▶ What is needed: What follows are records. Restate all of them word for word.

▶ Saved data entries:
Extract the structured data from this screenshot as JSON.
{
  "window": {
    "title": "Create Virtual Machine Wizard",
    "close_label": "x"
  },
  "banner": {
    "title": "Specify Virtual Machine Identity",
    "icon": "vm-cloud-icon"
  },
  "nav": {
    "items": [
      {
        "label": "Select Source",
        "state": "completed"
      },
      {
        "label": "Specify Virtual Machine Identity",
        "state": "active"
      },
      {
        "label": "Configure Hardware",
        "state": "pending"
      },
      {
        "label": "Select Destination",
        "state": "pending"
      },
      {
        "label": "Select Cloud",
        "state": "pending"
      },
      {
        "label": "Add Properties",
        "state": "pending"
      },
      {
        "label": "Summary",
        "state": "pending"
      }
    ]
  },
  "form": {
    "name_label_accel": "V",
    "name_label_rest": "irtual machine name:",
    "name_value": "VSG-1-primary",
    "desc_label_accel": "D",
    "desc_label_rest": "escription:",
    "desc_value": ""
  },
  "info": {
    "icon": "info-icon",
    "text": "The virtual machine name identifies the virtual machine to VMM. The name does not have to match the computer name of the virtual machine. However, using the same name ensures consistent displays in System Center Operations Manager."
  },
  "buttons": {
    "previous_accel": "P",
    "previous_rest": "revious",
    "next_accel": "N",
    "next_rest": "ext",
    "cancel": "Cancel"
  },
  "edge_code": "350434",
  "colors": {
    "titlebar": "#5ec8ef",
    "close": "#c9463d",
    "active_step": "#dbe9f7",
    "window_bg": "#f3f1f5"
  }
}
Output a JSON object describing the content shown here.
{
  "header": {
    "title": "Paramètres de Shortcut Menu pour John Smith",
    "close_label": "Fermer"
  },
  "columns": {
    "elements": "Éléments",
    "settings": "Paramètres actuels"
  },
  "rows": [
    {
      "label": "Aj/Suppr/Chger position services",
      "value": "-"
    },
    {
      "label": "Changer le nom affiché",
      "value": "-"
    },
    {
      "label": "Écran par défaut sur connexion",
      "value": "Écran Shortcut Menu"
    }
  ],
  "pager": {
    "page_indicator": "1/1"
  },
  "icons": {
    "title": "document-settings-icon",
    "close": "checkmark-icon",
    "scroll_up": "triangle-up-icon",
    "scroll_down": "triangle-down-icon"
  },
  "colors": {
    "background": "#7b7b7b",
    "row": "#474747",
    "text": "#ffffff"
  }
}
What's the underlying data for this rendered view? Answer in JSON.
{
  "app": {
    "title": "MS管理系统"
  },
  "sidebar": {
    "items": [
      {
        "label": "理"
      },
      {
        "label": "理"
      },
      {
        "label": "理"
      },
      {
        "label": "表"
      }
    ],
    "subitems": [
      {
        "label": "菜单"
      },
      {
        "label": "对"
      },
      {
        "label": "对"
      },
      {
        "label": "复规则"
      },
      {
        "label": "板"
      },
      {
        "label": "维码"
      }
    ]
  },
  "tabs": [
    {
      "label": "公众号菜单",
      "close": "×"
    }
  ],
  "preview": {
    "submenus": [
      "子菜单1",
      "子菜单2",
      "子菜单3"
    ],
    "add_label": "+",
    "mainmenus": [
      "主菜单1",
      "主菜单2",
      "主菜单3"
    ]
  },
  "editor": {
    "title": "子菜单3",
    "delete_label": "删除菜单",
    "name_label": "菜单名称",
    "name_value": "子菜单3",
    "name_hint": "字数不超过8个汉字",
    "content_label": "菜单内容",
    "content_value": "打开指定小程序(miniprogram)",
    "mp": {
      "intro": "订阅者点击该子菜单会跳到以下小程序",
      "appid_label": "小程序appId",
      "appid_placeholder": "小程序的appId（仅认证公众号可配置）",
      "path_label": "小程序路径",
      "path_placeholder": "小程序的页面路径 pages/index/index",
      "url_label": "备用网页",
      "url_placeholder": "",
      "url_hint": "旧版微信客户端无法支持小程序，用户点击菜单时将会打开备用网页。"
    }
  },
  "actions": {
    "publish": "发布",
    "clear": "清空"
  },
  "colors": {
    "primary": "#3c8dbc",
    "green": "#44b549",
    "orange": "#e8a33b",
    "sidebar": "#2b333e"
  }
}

▶ Output for this exercise:
Extract the structured data from this screenshot as JSON.
{
  "window": {
    "title": "Create Virtual Machine Wizard",
    "close_label": "x"
  },
  "banner": {
    "title": "Specify Virtual Machine Identity",
    "icon": "vm-cloud-icon"
  },
  "nav": {
    "items": [
      {
        "label": "Select Source",
        "state": "completed"
      },
      {
        "label": "Specify Virtual Machine Identity",
        "state": "active"
      },
      {
        "label": "Configure Hardware",
        "state": "pending"
      },
      {
        "label": "Select Destination",
        "state": "pending"
      },
      {
        "label": "Select Cloud",
        "state": "pending"
      },
      {
        "label": "Add Properties",
        "state": "pending"
      },
      {
        "label": "Summary",
        "state": "pending"
      }
    ]
  },
  "form": {
    "name_label_accel": "V",
    "name_label_rest": "irtual machine name:",
    "name_value": "VSG-1-primary",
    "desc_label_accel": "D",
    "desc_label_rest": "escription:",
    "desc_value": ""
  },
  "info": {
    "icon": "info-icon",
    "text": "The virtual machine name identifies the virtual machine to VMM. The name does not have to match the computer name of the virtual machine. However, using the same name ensures consistent displays in System Center Operations Manager."
  },
  "buttons": {
    "previous_accel": "P",
    "previous_rest": "revious",
    "next_accel": "N",
    "next_rest": "ext",
    "cancel": "Cancel"
  },
  "edge_code": "350434",
  "colors": {
    "titlebar": "#5ec8ef",
    "close": "#c9463d",
    "active_step": "#dbe9f7",
    "window_bg": "#f3f1f5"
  }
}
Output a JSON object describing the content shown here.
{
  "header": {
    "title": "Paramètres de Shortcut Menu pour John Smith",
    "close_label": "Fermer"
  },
  "columns": {
    "elements": "Éléments",
    "settings": "Paramètres actuels"
  },
  "rows": [
    {
      "label": "Aj/Suppr/Chger position services",
      "value": "-"
    },
    {
      "label": "Changer le nom affiché",
      "value": "-"
    },
    {
      "label": "Écran par défaut sur connexion",
      "value": "Écran Shortcut Menu"
    }
  ],
  "pager": {
    "page_indicator": "1/1"
  },
  "icons": {
    "title": "document-settings-icon",
    "close": "checkmark-icon",
    "scroll_up": "triangle-up-icon",
    "scroll_down": "triangle-down-icon"
  },
  "colors": {
    "background": "#7b7b7b",
    "row": "#474747",
    "text": "#ffffff"
  }
}
What's the underlying data for this rendered view? Answer in JSON.
{
  "app": {
    "title": "MS管理系统"
  },
  "sidebar": {
    "items": [
      {
        "label": "理"
      },
      {
        "label": "理"
      },
      {
        "label": "理"
      },
      {
        "label": "表"
      }
    ],
    "subitems": [
      {
        "label": "菜单"
      },
      {
        "label": "对"
      },
      {
        "label": "对"
      },
      {
        "label": "复规则"
      },
      {
        "label": "板"
      },
      {
        "label": "维码"
      }
    ]
  },
  "tabs": [
    {
      "label": "公众号菜单",
      "close": "×"
    }
  ],
  "preview": {
    "submenus": [
      "子菜单1",
      "子菜单2",
      "子菜单3"
    ],
    "add_label": "+",
    "mainmenus": [
      "主菜单1",
      "主菜单2",
      "主菜单3"
    ]
  },
  "editor": {
    "title": "子菜单3",
    "delete_label": "删除菜单",
    "name_label": "菜单名称",
    "name_value": "子菜单3",
    "name_hint": "字数不超过8个汉字",
    "content_label": "菜单内容",
    "content_value": "打开指定小程序(miniprogram)",
    "mp": {
      "intro": "订阅者点击该子菜单会跳到以下小程序",
      "appid_label": "小程序appId",
      "appid_placeholder": "小程序的appId（仅认证公众号可配置）",
      "path_label": "小程序路径",
      "path_placeholder": "小程序的页面路径 pages/index/index",
      "url_label": "备用网页",
      "url_placeholder": "",
      "url_hint": "旧版微信客户端无法支持小程序，用户点击菜单时将会打开备用网页。"
    }
  },
  "actions": {
    "publish": "发布",
    "clear": "清空"
  },
  "colors": {
    "primary": "#3c8dbc",
    "green": "#44b549",
    "orange": "#e8a33b",
    "sidebar": "#2b333e"
  }
}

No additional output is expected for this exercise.